Better Dairy Solutions
Aug 15, 2011
Policy set at the national level cannot be nuanced enough to address and protect every regional issue. What it can do is position the U.S. to become a more consistent player in global dairy markets.
National Milk’s 12-city roadshow for its Foundation for the Future (FFTF) dairy reform package will wrap up next week in Nashville.
While I was only able to attend one of the meetings, reports were that producers were filtering the program through some pretty near-sighted lenses.

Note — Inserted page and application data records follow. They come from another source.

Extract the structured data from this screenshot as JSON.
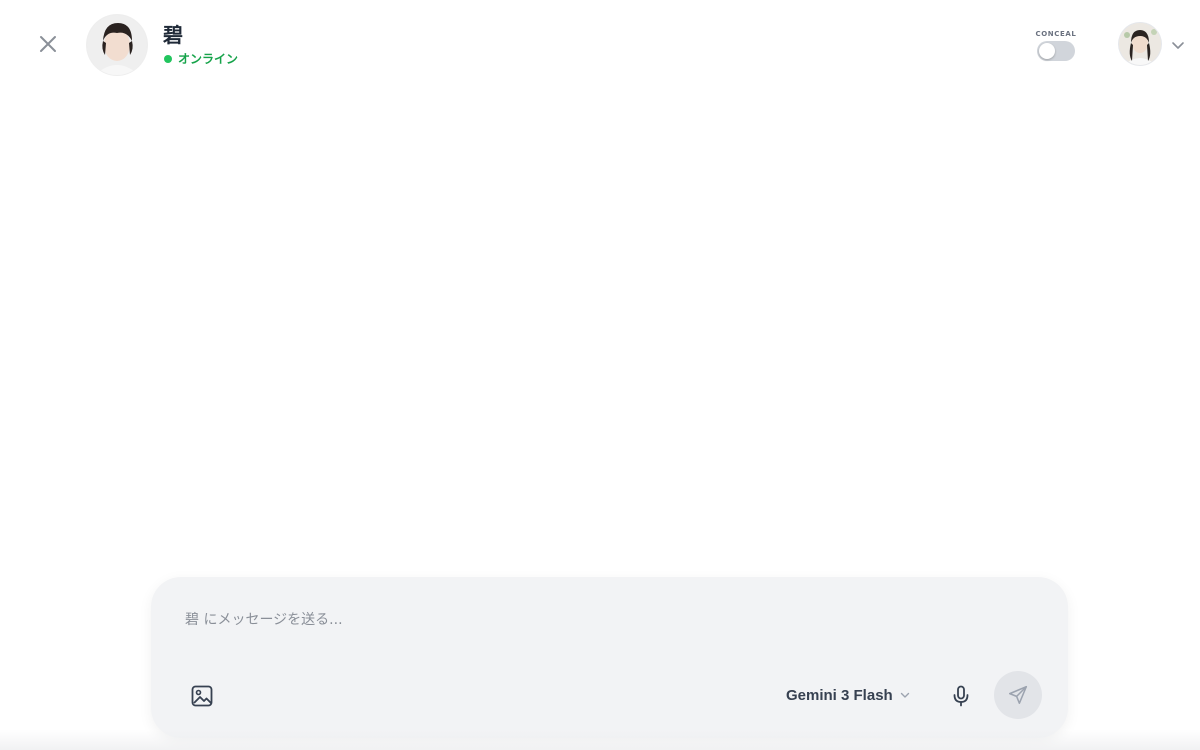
{
  "header": {
    "close_icon": "close-icon",
    "character": {
      "name": "碧",
      "status": "オンライン",
      "status_color": "#22c55e",
      "avatar_icon": "character-avatar"
    },
    "conceal": {
      "label": "CONCEAL",
      "enabled": false
    },
    "user": {
      "avatar_icon": "user-avatar",
      "menu_icon": "chevron-down-icon"
    }
  },
  "composer": {
    "placeholder": "碧 にメッセージを送る...",
    "value": "",
    "image_icon": "image-icon",
    "model": {
      "selected": "Gemini 3 Flash",
      "icon": "chevron-down-icon"
    },
    "mic_icon": "microphone-icon",
    "send_icon": "send-icon"
  }
}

Most of this criticism misses the bigger picture. Like it or not, any dairy reforms will have to prove their mettle against 2009. With some 11% of U.S. milk solids going off-shore in 2008, a 25% decline in exports meant 2% to 3% more product was left in U.S. warehouses. The consequence: a 30% decline in milk prices.
The criticisms of FFTF, and Rep. Collin Peterson’s (D-Minn.) draft proposal that mirrors it, seem to have little to do with averting another 2009 dairy meltdown.

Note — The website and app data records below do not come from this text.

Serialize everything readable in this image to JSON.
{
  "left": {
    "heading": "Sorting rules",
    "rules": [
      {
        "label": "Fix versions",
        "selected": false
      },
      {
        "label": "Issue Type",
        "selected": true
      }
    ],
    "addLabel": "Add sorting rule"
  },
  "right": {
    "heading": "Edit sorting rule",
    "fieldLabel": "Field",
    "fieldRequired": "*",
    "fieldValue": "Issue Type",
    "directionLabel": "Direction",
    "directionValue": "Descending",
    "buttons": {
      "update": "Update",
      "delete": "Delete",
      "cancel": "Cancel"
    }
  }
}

Instead, some in the West say the margin protection portion of the plan doesn’t reflect local (higher) feed prices, and therefore doesn’t protect Western producers to the same degree as areas with lower feed prices.

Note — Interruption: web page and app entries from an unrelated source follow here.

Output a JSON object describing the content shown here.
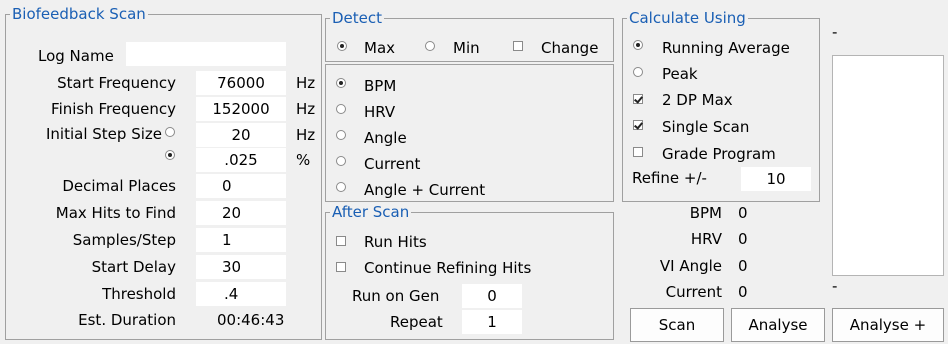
{
  "scan_group": {
    "title": "Biofeedback Scan",
    "log_name_label": "Log Name",
    "log_name_value": "",
    "start_freq_label": "Start Frequency",
    "start_freq_value": "76000",
    "start_freq_unit": "Hz",
    "finish_freq_label": "Finish Frequency",
    "finish_freq_value": "152000",
    "finish_freq_unit": "Hz",
    "step_label": "Initial Step Size",
    "step_hz_value": "20",
    "step_hz_unit": "Hz",
    "step_pct_value": ".025",
    "step_pct_unit": "%",
    "decimal_label": "Decimal Places",
    "decimal_value": "0",
    "maxhits_label": "Max Hits to Find",
    "maxhits_value": "20",
    "samples_label": "Samples/Step",
    "samples_value": "1",
    "delay_label": "Start Delay",
    "delay_value": "30",
    "threshold_label": "Threshold",
    "threshold_value": ".4",
    "duration_label": "Est. Duration",
    "duration_value": "00:46:43"
  },
  "detect_group": {
    "title": "Detect",
    "max_label": "Max",
    "min_label": "Min",
    "change_label": "Change",
    "bpm_label": "BPM",
    "hrv_label": "HRV",
    "angle_label": "Angle",
    "current_label": "Current",
    "angle_current_label": "Angle + Current"
  },
  "after_group": {
    "title": "After Scan",
    "run_hits_label": "Run Hits",
    "continue_label": "Continue Refining Hits",
    "run_gen_label": "Run on Gen",
    "run_gen_value": "0",
    "repeat_label": "Repeat",
    "repeat_value": "1"
  },
  "calc_group": {
    "title": "Calculate Using",
    "running_label": "Running Average",
    "peak_label": "Peak",
    "dp_label": "2 DP Max",
    "single_label": "Single Scan",
    "grade_label": "Grade Program",
    "refine_label": "Refine +/-",
    "refine_value": "10"
  },
  "readouts": {
    "bpm_label": "BPM",
    "bpm_value": "0",
    "hrv_label": "HRV",
    "hrv_value": "0",
    "vi_label": "VI Angle",
    "vi_value": "0",
    "current_label": "Current",
    "current_value": "0"
  },
  "list": {
    "top_dash": "-",
    "bottom_dash": "-"
  },
  "buttons": {
    "scan": "Scan",
    "analyse": "Analyse",
    "analyse_plus": "Analyse +"
  }
}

That’s all well and good—but how do you have a national program when one region of the country would trigger margin protection while the rest of the country would not? More importantly, how do you pay for regional margin protection insurance when the program is already struggling to come in under baseline?
Some in the Midwest oppose the market stabilization portion of the program because it may limit expansion when the Midwest now has a comparative advantage. But without the stabilization component, costs of the margin protection insurance portion of the program skyrocket out of control.
One solution would be to cap the margin protection portion similar to the MILC limits. But that’s déjà vu all over again, pitting small producers against large.
Others oppose the proposed Federal Order changes, saying the competitive pay price scheme for determining cheese prices will ultimately lead to higher Class I prices. Those higher prices will lower Class I sales, making Class I milk a surplus, which will, in turn, lower Class III prices. Well, maybe.
University of Wisconsin dairy economist Mark Stephenson says a 50¢ increase in Class III prices (from the proposed competitive pay price survey) would result in about a 7¢ increase in the All-Milk price. This would stimulate more milk production but also induce a “modest decline in Class I sales,” he says. “That ultimately lowers cheese prices and Class III prices by at 12¢.
“Our previous analyses [of the other components] of the FFTF program was price enhancing for Class III, so these two effects would be somewhat offsetting,” says Stephenson.
The message in all of this is that policy set at the national level cannot be nuanced enough to address and protect every regional issue. Dairy producers will have to continue to do their own risk management.
What national policy can do is position the U.S. to become a more consistent, reliable player in global dairy markets. Maintaining and growing our ability to export one of every seven or eight pounds of milk solids through thick and thin is critical.